Are there sports that are uniquely cooperative? YES
I can think of several examples where a team accomplished a goal of sport that was not exclusively against an opponent.
Edmund Hillary and Tenzing Norgay were the first confirmed climbers of Mt. Everest in 1953
Any time a team climbs a mountain, circumnavigates the globe or rows across a body of water - this is a cooperative sport. If you remove the constraint of first or fastest, it becomes non-competitive. (Conversely you could make a game like pandemic competitive by having teams see who can complete it fastest)
For a silly example:
Highest trampoline bounce (team) - You could argue they are competing against the previous record holders, but I'd argue they are competing against gravity.
Are there very popular cooperative sports today? YES
The ones mentioned earlier, but any action sport where teams work together to accomplish a goal - Think endurance sports, group activities that conquer nature, or other team building exercises like Ropes Courses.
Were cooperative sports more popular at some point in our history? HARD TO SAY DEFINITIVELY

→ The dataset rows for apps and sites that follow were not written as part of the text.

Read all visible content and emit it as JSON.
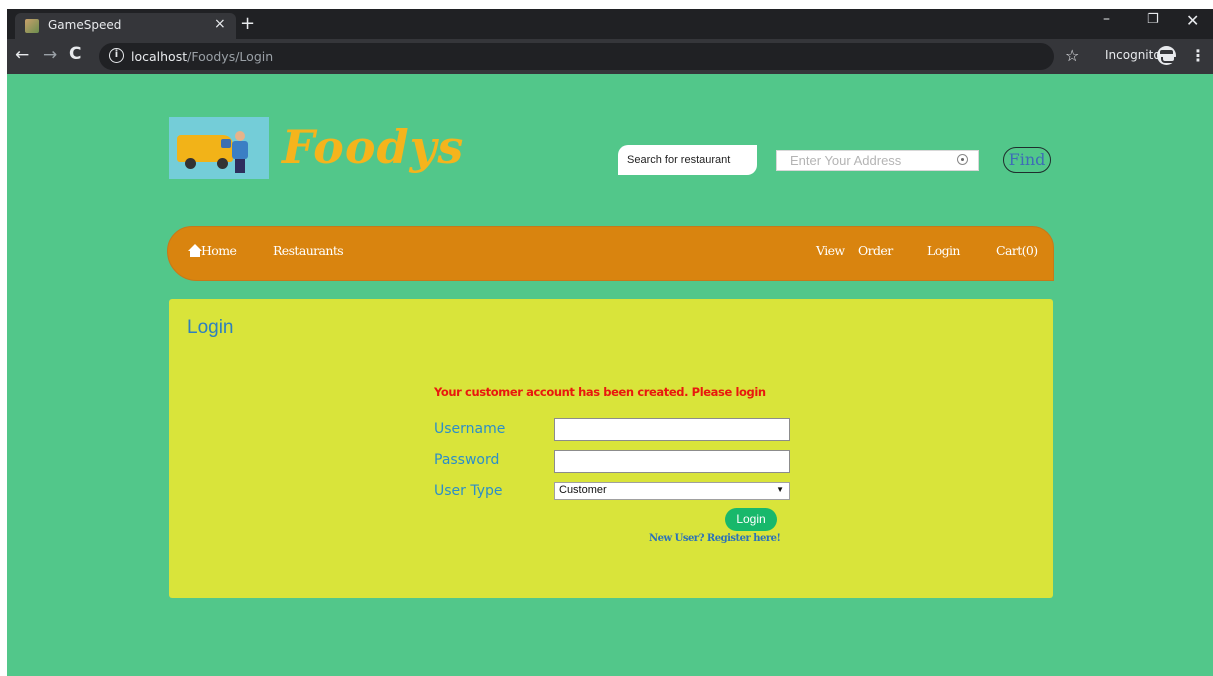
{
  "browser": {
    "tab_title": "GameSpeed",
    "tab_close": "×",
    "new_tab": "+",
    "url_host": "localhost",
    "url_path": "/Foodys/Login",
    "incognito_label": "Incognito",
    "icons": {
      "back": "←",
      "forward": "→",
      "reload": "C",
      "info": "i",
      "star": "☆",
      "menu": "⋮",
      "minimize": "–",
      "restore": "❐",
      "close": "✕"
    }
  },
  "header": {
    "brand": "Foodys",
    "search_placeholder": "Search for restaurant",
    "address_placeholder": "Enter Your Address",
    "find_label": "Find"
  },
  "nav": {
    "home": "Home",
    "restaurants": "Restaurants",
    "view": "View",
    "order": "Order",
    "login": "Login",
    "cart": "Cart(0)"
  },
  "login_panel": {
    "title": "Login",
    "message": "Your customer account has been created. Please login",
    "username_label": "Username",
    "password_label": "Password",
    "usertype_label": "User Type",
    "usertype_value": "Customer",
    "login_button": "Login",
    "register_link": "New User? Register here!"
  },
  "colors": {
    "page_bg": "#52c78a",
    "nav_bg": "#d9840f",
    "panel_bg": "#d9e43a",
    "brand": "#f5b41c",
    "message": "#e8180e",
    "label": "#2c8ec8",
    "login_button": "#18b86b"
  }
}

Because this is not an established category of sport, it's hard to say that one time period showed more popularity - we can probably say that these types of activities where there is no competition require both time and money - as such these activities were probably limited to the ultra-rich in the past or those that funded such feats. Today people have considerably more leisure time. According to The Federal Reserve Bank of St. Louis, "Americans appear to be working less. Numerous economic studies suggest that the number of hours that the average American works in a year has fallen by about 550 hours from 1900 to 2005." This suggests that modern people have more time to partake in such activities.